● Exercise brief
Write out every line from the listing below where the string "time" is found.

***

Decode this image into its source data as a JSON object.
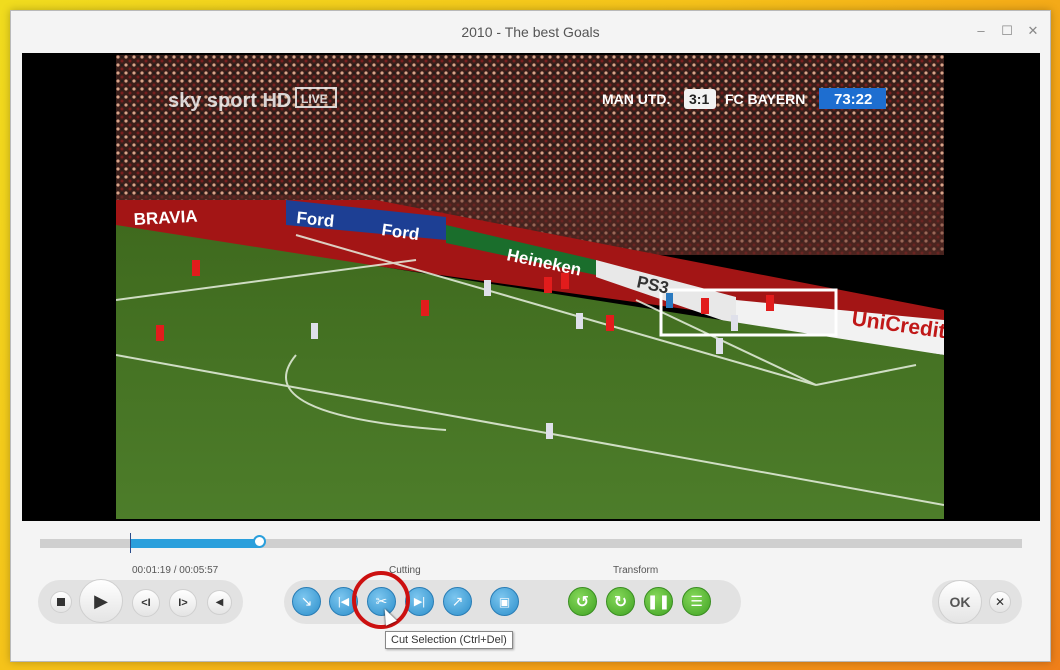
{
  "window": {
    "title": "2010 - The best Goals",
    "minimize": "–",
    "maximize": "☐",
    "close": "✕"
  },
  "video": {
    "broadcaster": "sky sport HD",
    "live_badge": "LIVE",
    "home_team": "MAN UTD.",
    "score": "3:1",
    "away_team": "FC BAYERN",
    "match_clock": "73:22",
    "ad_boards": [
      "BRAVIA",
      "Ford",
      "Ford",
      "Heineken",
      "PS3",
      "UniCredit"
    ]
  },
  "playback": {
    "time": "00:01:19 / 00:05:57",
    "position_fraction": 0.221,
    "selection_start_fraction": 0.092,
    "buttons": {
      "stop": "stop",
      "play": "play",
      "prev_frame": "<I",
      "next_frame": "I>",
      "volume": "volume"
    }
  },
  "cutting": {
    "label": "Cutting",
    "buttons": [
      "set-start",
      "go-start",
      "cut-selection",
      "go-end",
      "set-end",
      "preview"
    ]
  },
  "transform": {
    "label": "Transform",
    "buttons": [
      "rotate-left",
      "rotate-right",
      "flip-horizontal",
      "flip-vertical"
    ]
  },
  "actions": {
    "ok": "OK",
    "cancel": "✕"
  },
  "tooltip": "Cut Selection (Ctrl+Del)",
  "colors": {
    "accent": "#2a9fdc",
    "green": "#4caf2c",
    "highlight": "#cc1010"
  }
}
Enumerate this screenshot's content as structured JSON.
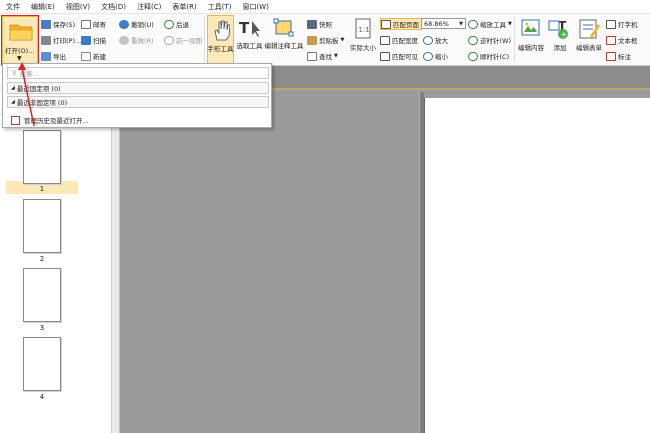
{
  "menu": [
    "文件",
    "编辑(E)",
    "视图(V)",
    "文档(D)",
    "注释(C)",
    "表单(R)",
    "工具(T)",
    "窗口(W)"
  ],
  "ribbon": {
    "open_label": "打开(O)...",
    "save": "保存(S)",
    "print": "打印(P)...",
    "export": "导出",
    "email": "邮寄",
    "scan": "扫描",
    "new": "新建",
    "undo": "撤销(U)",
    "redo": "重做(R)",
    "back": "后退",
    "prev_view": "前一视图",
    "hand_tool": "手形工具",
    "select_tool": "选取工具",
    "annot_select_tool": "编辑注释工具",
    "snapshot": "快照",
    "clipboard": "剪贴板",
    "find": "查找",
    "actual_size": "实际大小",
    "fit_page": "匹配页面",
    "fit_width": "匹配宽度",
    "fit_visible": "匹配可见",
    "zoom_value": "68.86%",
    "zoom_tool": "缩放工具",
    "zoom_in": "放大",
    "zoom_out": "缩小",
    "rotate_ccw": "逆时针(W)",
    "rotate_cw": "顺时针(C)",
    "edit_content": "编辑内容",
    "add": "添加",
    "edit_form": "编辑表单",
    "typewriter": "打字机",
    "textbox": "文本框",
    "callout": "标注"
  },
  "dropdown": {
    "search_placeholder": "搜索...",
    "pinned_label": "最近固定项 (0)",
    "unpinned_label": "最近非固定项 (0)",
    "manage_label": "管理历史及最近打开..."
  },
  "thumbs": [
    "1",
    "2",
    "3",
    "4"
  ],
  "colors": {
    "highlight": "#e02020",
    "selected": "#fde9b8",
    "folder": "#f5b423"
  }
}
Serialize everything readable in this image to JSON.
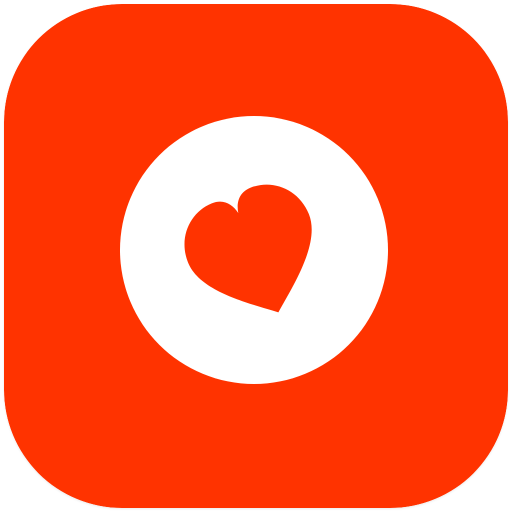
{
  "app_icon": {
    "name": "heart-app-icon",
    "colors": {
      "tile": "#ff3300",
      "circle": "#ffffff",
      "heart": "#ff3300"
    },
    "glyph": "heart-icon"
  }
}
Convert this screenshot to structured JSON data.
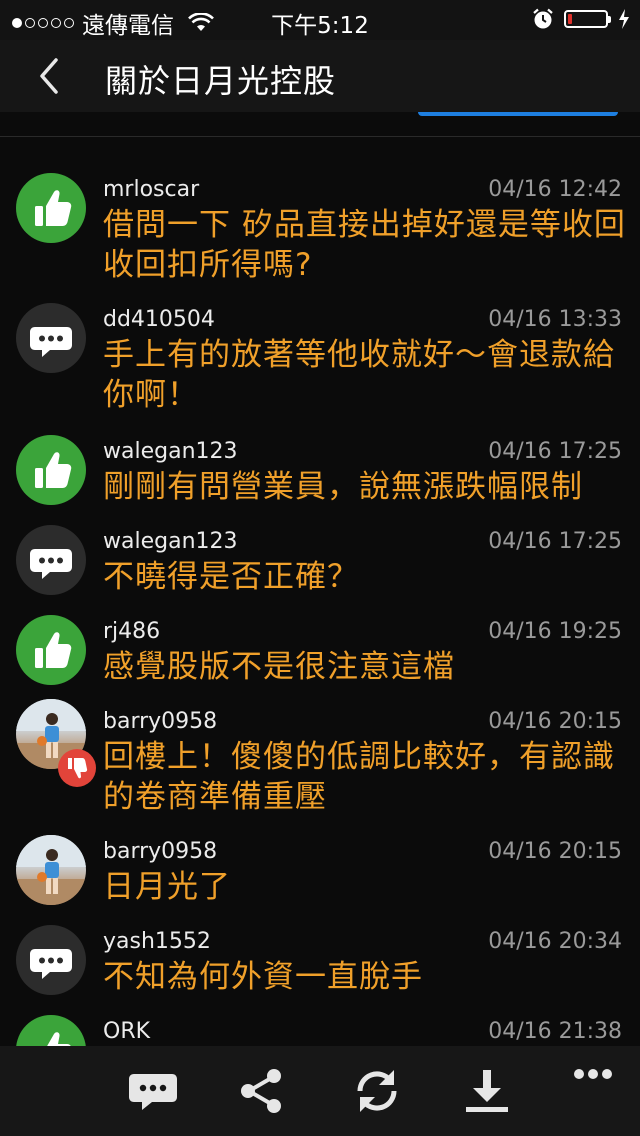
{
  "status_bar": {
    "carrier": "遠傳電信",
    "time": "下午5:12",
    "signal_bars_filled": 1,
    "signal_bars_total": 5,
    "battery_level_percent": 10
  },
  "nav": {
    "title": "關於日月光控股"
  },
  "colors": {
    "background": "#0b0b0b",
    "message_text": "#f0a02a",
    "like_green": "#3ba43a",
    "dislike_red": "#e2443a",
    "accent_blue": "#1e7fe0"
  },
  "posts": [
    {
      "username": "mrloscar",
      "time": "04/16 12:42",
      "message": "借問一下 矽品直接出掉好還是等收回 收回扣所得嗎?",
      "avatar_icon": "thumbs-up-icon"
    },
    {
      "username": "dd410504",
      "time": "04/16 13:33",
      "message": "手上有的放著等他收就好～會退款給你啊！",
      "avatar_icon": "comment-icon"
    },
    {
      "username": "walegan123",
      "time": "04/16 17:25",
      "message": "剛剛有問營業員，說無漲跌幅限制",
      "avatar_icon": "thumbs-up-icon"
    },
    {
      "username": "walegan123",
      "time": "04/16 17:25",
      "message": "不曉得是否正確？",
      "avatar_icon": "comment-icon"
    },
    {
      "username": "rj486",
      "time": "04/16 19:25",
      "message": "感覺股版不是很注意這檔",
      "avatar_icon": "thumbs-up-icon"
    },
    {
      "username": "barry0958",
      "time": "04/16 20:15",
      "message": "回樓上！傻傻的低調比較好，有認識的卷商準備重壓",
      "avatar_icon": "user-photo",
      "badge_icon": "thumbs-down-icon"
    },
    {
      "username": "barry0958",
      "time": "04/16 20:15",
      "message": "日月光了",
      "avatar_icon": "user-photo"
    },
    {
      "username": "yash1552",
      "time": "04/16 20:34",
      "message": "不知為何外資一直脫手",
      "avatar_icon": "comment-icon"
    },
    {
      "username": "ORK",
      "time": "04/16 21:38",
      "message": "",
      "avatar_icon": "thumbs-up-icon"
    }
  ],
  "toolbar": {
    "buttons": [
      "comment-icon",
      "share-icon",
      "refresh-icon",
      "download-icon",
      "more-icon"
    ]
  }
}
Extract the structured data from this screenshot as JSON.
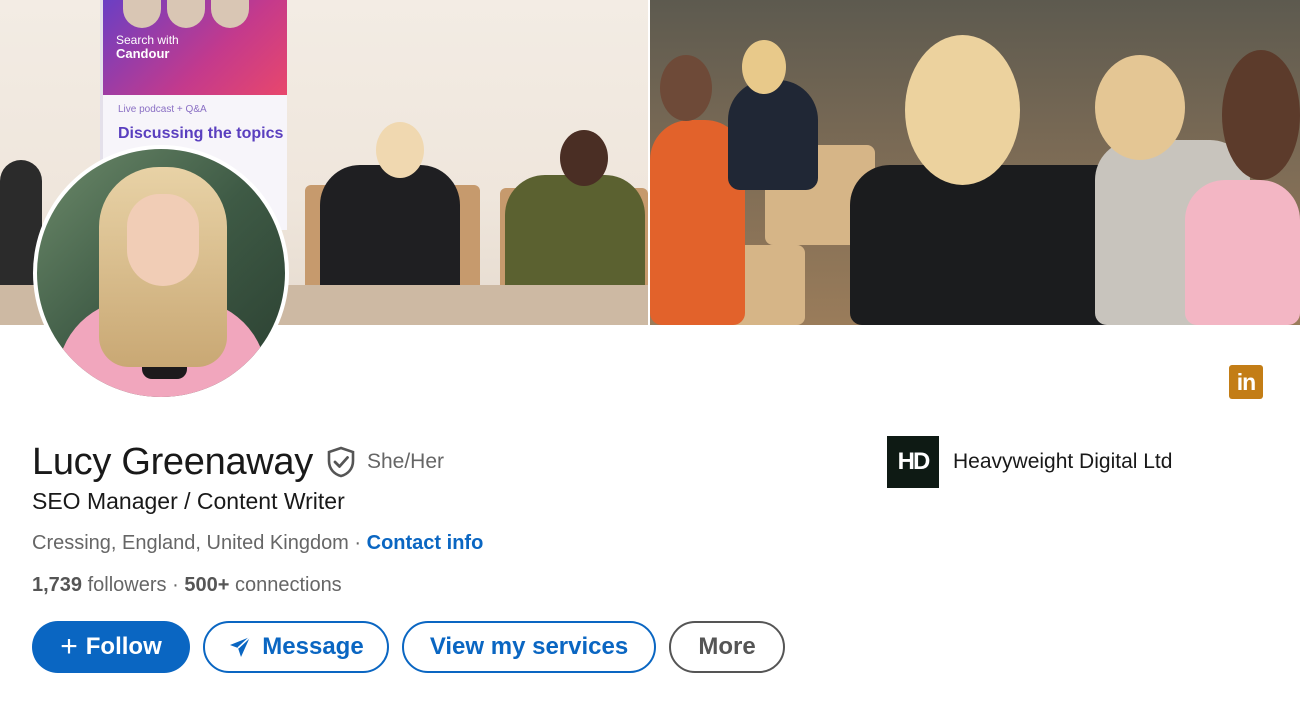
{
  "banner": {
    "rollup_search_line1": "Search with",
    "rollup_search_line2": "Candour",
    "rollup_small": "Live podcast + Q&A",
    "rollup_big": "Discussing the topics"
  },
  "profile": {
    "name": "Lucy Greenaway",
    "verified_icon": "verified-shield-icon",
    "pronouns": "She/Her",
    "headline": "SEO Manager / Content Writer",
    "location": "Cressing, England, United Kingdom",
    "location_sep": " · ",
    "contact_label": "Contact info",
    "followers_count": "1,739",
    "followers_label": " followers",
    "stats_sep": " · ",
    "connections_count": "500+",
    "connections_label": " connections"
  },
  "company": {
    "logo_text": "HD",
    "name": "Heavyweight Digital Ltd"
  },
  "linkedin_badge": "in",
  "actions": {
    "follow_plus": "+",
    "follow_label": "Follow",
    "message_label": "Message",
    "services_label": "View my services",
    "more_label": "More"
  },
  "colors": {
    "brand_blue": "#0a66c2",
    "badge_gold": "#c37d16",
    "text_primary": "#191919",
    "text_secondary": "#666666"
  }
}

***

● The completed task
    "time": "00:01:19 / 00:05:57",
    "time": "下午5:12",
      "time": "04/16 12:42",
      "time": "04/16 13:33",
      "time": "04/16 17:25",
      "time": "04/16 17:25",
      "time": "04/16 19:25",
      "time": "04/16 20:15",
      "time": "04/16 20:15",
      "time": "04/16 20:34",
      "time": "04/16 21:38",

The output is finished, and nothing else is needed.